But what if the apocalypse happens in the future?
What bikes can continue to run then?
Well, no, the Covid-19 will not bring on the apocalypse. Not yet, anyway.
We’re not trying to sow paranoia here. But who knows if some super strain turns those infected into zombies? Or a big space rock decides to grace our planet? Or if aliens want our beautiful Earth as their new home? Watched too many movies? Maybe. But scientists have pointed out that these could be the most likely scenarios.
That bike better be reliable to keep running, otherwise you’d need to do lots of cardio (to quote Zombieland). It should also be easy to upkeep and repair. Nothing fancy, instead something to get you from point-to-point and out of harm’s way.
10. BMW F 850 GS and Triumph Tiger 800/900
Forget about the high-end, large capacity adventure dual-sport bikes. Those are heavy, need premium fuel, besides being loaded to the eyeballs with electronics. Sure, they could go almost anywhere as much as any adventure bike, but they still need to come home to civilization to keep ‘em runnin’.

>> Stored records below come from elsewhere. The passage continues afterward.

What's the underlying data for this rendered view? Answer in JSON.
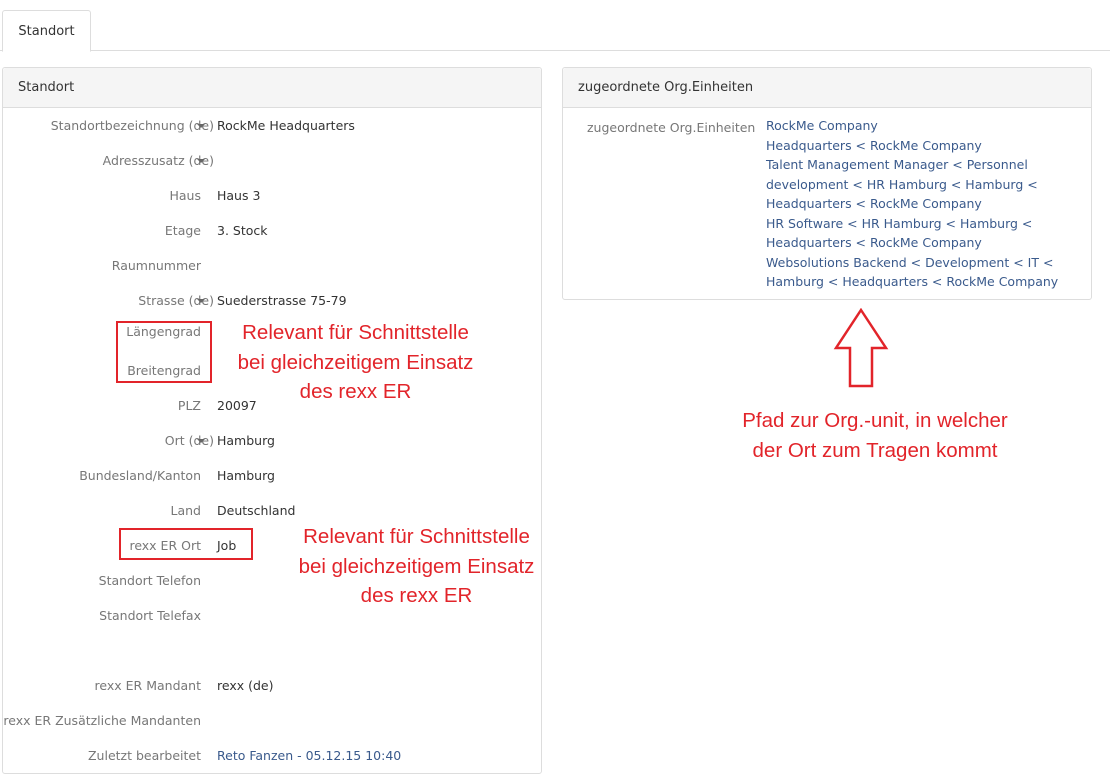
{
  "tabs": [
    {
      "label": "Standort"
    }
  ],
  "standort_panel": {
    "title": "Standort",
    "fields": [
      {
        "label": "Standortbezeichnung (de)",
        "value": "RockMe Headquarters",
        "dropdown": true
      },
      {
        "label": "Adresszusatz (de)",
        "value": "",
        "dropdown": true
      },
      {
        "label": "Haus",
        "value": "Haus 3",
        "dropdown": false
      },
      {
        "label": "Etage",
        "value": "3. Stock",
        "dropdown": false
      },
      {
        "label": "Raumnummer",
        "value": "",
        "dropdown": false
      },
      {
        "label": "Strasse (de)",
        "value": "Suederstrasse 75-79",
        "dropdown": true
      },
      {
        "label": "Längengrad",
        "value": "",
        "dropdown": false
      },
      {
        "label": "Breitengrad",
        "value": "",
        "dropdown": false
      },
      {
        "label": "PLZ",
        "value": "20097",
        "dropdown": false
      },
      {
        "label": "Ort (de)",
        "value": "Hamburg",
        "dropdown": true
      },
      {
        "label": "Bundesland/Kanton",
        "value": "Hamburg",
        "dropdown": false
      },
      {
        "label": "Land",
        "value": "Deutschland",
        "dropdown": false
      },
      {
        "label": "rexx ER Ort",
        "value": "Job",
        "dropdown": false
      },
      {
        "label": "Standort Telefon",
        "value": "",
        "dropdown": false
      },
      {
        "label": "Standort Telefax",
        "value": "",
        "dropdown": false
      },
      {
        "label": "rexx ER Mandant",
        "value": "rexx (de)",
        "dropdown": false
      },
      {
        "label": "rexx ER Zusätzliche Mandanten",
        "value": "",
        "dropdown": false
      },
      {
        "label": "Zuletzt bearbeitet",
        "value": "Reto Fanzen - 05.12.15 10:40",
        "dropdown": false,
        "link": true
      }
    ]
  },
  "org_panel": {
    "title": "zugeordnete Org.Einheiten",
    "label": "zugeordnete Org.Einheiten",
    "units": [
      "RockMe Company",
      "Headquarters < RockMe Company",
      "Talent Management Manager < Personnel development < HR Hamburg < Hamburg < Headquarters < RockMe Company",
      "HR Software < HR Hamburg < Hamburg < Headquarters < RockMe Company",
      "Websolutions Backend < Development < IT < Hamburg < Headquarters < RockMe Company"
    ]
  },
  "annotations": {
    "coords_note": [
      "Relevant für Schnittstelle",
      "bei gleichzeitigem Einsatz",
      "des rexx ER"
    ],
    "er_ort_note": [
      "Relevant für Schnittstelle",
      "bei gleichzeitigem Einsatz",
      "des rexx ER"
    ],
    "org_path_note": [
      "Pfad zur Org.-unit, in welcher",
      "der Ort zum Tragen kommt"
    ]
  },
  "colors": {
    "accent_red": "#e2242a",
    "link_blue": "#3a5a8c"
  }
}
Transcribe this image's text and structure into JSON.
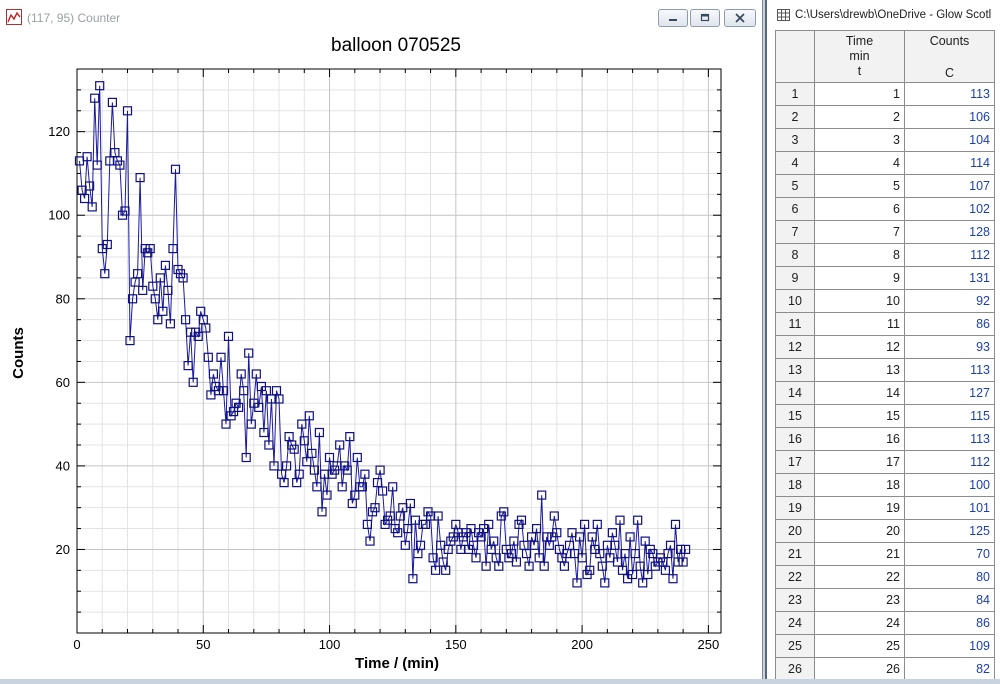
{
  "graph_window": {
    "title": "(117, 95) Counter",
    "buttons": {
      "minimize": "minimize-icon",
      "restore": "restore-icon",
      "close": "close-icon"
    }
  },
  "table_window": {
    "title": "C:\\Users\\drewb\\OneDrive - Glow Scotl",
    "columns": [
      {
        "line1": "Time",
        "line2": "min",
        "line3": "t"
      },
      {
        "line1": "Counts",
        "line2": "",
        "line3": "C"
      }
    ],
    "rows": [
      {
        "n": "1",
        "t": "1",
        "c": "113"
      },
      {
        "n": "2",
        "t": "2",
        "c": "106"
      },
      {
        "n": "3",
        "t": "3",
        "c": "104"
      },
      {
        "n": "4",
        "t": "4",
        "c": "114"
      },
      {
        "n": "5",
        "t": "5",
        "c": "107"
      },
      {
        "n": "6",
        "t": "6",
        "c": "102"
      },
      {
        "n": "7",
        "t": "7",
        "c": "128"
      },
      {
        "n": "8",
        "t": "8",
        "c": "112"
      },
      {
        "n": "9",
        "t": "9",
        "c": "131"
      },
      {
        "n": "10",
        "t": "10",
        "c": "92"
      },
      {
        "n": "11",
        "t": "11",
        "c": "86"
      },
      {
        "n": "12",
        "t": "12",
        "c": "93"
      },
      {
        "n": "13",
        "t": "13",
        "c": "113"
      },
      {
        "n": "14",
        "t": "14",
        "c": "127"
      },
      {
        "n": "15",
        "t": "15",
        "c": "115"
      },
      {
        "n": "16",
        "t": "16",
        "c": "113"
      },
      {
        "n": "17",
        "t": "17",
        "c": "112"
      },
      {
        "n": "18",
        "t": "18",
        "c": "100"
      },
      {
        "n": "19",
        "t": "19",
        "c": "101"
      },
      {
        "n": "20",
        "t": "20",
        "c": "125"
      },
      {
        "n": "21",
        "t": "21",
        "c": "70"
      },
      {
        "n": "22",
        "t": "22",
        "c": "80"
      },
      {
        "n": "23",
        "t": "23",
        "c": "84"
      },
      {
        "n": "24",
        "t": "24",
        "c": "86"
      },
      {
        "n": "25",
        "t": "25",
        "c": "109"
      },
      {
        "n": "26",
        "t": "26",
        "c": "82"
      }
    ]
  },
  "chart_data": {
    "type": "line",
    "title": "balloon 070525",
    "xlabel": "Time / (min)",
    "ylabel": "Counts",
    "xlim": [
      0,
      255
    ],
    "ylim": [
      0,
      135
    ],
    "xticks": [
      0,
      50,
      100,
      150,
      200,
      250
    ],
    "yticks": [
      20,
      40,
      60,
      80,
      100,
      120
    ],
    "grid": true,
    "marker": "square",
    "line_color": "#1a1aa0",
    "series": [
      {
        "x": [
          1,
          2,
          3,
          4,
          5,
          6,
          7,
          8,
          9,
          10,
          11,
          12,
          13,
          14,
          15,
          16,
          17,
          18,
          19,
          20,
          21,
          22,
          23,
          24,
          25,
          26,
          27,
          28,
          29,
          30,
          31,
          32,
          33,
          34,
          35,
          36,
          37,
          38,
          39,
          40,
          41,
          42,
          43,
          44,
          45,
          46,
          47,
          48,
          49,
          50,
          51,
          52,
          53,
          54,
          55,
          56,
          57,
          58,
          59,
          60,
          61,
          62,
          63,
          64,
          65,
          66,
          67,
          68,
          69,
          70,
          71,
          72,
          73,
          74,
          75,
          76,
          77,
          78,
          79,
          80,
          81,
          82,
          83,
          84,
          85,
          86,
          87,
          88,
          89,
          90,
          91,
          92,
          93,
          94,
          95,
          96,
          97,
          98,
          99,
          100,
          101,
          102,
          103,
          104,
          105,
          106,
          107,
          108,
          109,
          110,
          111,
          112,
          113,
          114,
          115,
          116,
          117,
          118,
          119,
          120,
          121,
          122,
          123,
          124,
          125,
          126,
          127,
          128,
          129,
          130,
          131,
          132,
          133,
          134,
          135,
          136,
          137,
          138,
          139,
          140,
          141,
          142,
          143,
          144,
          145,
          146,
          147,
          148,
          149,
          150,
          151,
          152,
          153,
          154,
          155,
          156,
          157,
          158,
          159,
          160,
          161,
          162,
          163,
          164,
          165,
          166,
          167,
          168,
          169,
          170,
          171,
          172,
          173,
          174,
          175,
          176,
          177,
          178,
          179,
          180,
          181,
          182,
          183,
          184,
          185,
          186,
          187,
          188,
          189,
          190,
          191,
          192,
          193,
          194,
          195,
          196,
          197,
          198,
          199,
          200,
          201,
          202,
          203,
          204,
          205,
          206,
          207,
          208,
          209,
          210,
          211,
          212,
          213,
          214,
          215,
          216,
          217,
          218,
          219,
          220,
          221,
          222,
          223,
          224,
          225,
          226,
          227,
          228,
          229,
          230,
          231,
          232,
          233,
          234,
          235,
          236,
          237,
          238,
          239,
          240,
          241
        ],
        "y": [
          113,
          106,
          104,
          114,
          107,
          102,
          128,
          112,
          131,
          92,
          86,
          93,
          113,
          127,
          115,
          113,
          112,
          100,
          101,
          125,
          70,
          80,
          84,
          86,
          109,
          82,
          92,
          91,
          92,
          83,
          80,
          75,
          85,
          77,
          88,
          82,
          74,
          92,
          111,
          87,
          86,
          85,
          75,
          64,
          72,
          60,
          72,
          71,
          77,
          75,
          73,
          66,
          57,
          62,
          59,
          58,
          66,
          58,
          50,
          71,
          52,
          53,
          55,
          54,
          62,
          58,
          42,
          67,
          50,
          55,
          62,
          54,
          59,
          48,
          58,
          45,
          56,
          40,
          58,
          56,
          38,
          36,
          40,
          47,
          45,
          44,
          36,
          38,
          50,
          46,
          41,
          52,
          43,
          39,
          35,
          48,
          29,
          38,
          33,
          42,
          38,
          39,
          40,
          45,
          35,
          40,
          39,
          47,
          31,
          33,
          42,
          35,
          35,
          38,
          26,
          22,
          29,
          30,
          36,
          39,
          34,
          26,
          27,
          28,
          35,
          25,
          24,
          28,
          30,
          21,
          25,
          31,
          13,
          27,
          19,
          21,
          26,
          26,
          29,
          28,
          18,
          15,
          28,
          21,
          17,
          15,
          20,
          22,
          23,
          26,
          24,
          20,
          23,
          24,
          20,
          25,
          21,
          18,
          24,
          23,
          25,
          16,
          26,
          20,
          22,
          18,
          16,
          28,
          29,
          20,
          18,
          19,
          22,
          17,
          26,
          27,
          21,
          19,
          16,
          23,
          21,
          25,
          18,
          33,
          16,
          23,
          21,
          23,
          28,
          24,
          20,
          18,
          16,
          19,
          21,
          24,
          19,
          12,
          23,
          18,
          26,
          14,
          15,
          23,
          20,
          26,
          19,
          16,
          12,
          21,
          18,
          24,
          21,
          17,
          27,
          15,
          19,
          13,
          23,
          14,
          19,
          27,
          16,
          12,
          22,
          14,
          20,
          19,
          16,
          17,
          18,
          17,
          15,
          19,
          21,
          13,
          26,
          17,
          20,
          17,
          20
        ]
      }
    ]
  }
}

Midrange dual-sport bikes like the F 850 GS and Triumph Tiger 800 (and now 900) are easier to maintain. They have electronics but not to the stage that a single problem cripples them. Replacing or repairing parts are also easy because they don’t have much exotic materials in the first place.
9. Triumph Bonneville
They’re simple and tough. In this day of reliable bikes, the Bonneville is a great example. The Bonnie is also easy to ride, making it a bike that anyone can survive on. It’s also highly customizable, meaning that you can tack on whatever stuff you need (or not).
8. Kawasaki Versys 250/300
Lightweight, relatively reliable and unpretentious. The engine returns great mileage too – we’ve constantly logged more than 350 km/h with one filling. The long travel suspension is also a boon for bad roads and the rough.
However, this is as far as electronically fuel injected motorcycles go. Electronics is always a worry.
7. KTM carbureted dirt bikes
KTMs are tough buggers. I’ve dropped one over jagged rocks, but the crankcase survived. The frame didn’t even get a scratch. They seem to keep running regardless of how much punishment you throw their way.
6. Honda XR
The XR was as mechanically complex as a hammer. Its range is the most extensive of any dirt bike’s, consisting of engine sizes from 50cc right up to 650cc. Among them are carbureted, fuel-injected, two-stroke, four-strokes. However, they’re all air-cooled. This was the main reason why the XR was axed to favour the environmentally friendly fuel-injected and liquid-cooled CR/CRF lineup.
5. Suzuki DR-Z400
The Suzuki “Doctor Zed” continues its run in some countries, despite the ever-tightening emission standards. The reason for its success is its utility and hardiness. It’s so successful that it was the best-selling bike in a number of countries including Canada. Shh… let you in on a little secret: Kawasaki marketed the DR-Z400 as the KLX400.
4. IMZ Ural
The origin of the Ural motorcycle was the BMW R7 during WWII. Since then, Ural has produced nothing but utilitarian motorcycles with sidecars. As a kicker, the sidecar’s wheel combines with the bike’s rear wheel to produce two-wheel drive. There are no exotic materials anywhere. IMZ Ural has taken an initiative to rebrand their products as hip among millennials, but these bikes are still rock solid, regardless.
Rokon is synonymous with the hunting, fishing, agriculture crowd in America. These bikes are built to traverse and survive the harshest environments anywhere. They feature two-wheel drive, too. The company sells hundreds of accessories for cargo.
2. Honda Cub
If you Google “motorcycles for the apocalypse,” none mentions the “lowly” Honda Cub. Why I wonder. The Cub can run on gasoline, diesel, kerosene. Of course, performance suffers but hey, it keeps running. Need engine oil? Pour in used cooking oil. And what electronics?
1. Motoped Survival Bike
Made for survival. ‘Nuff said.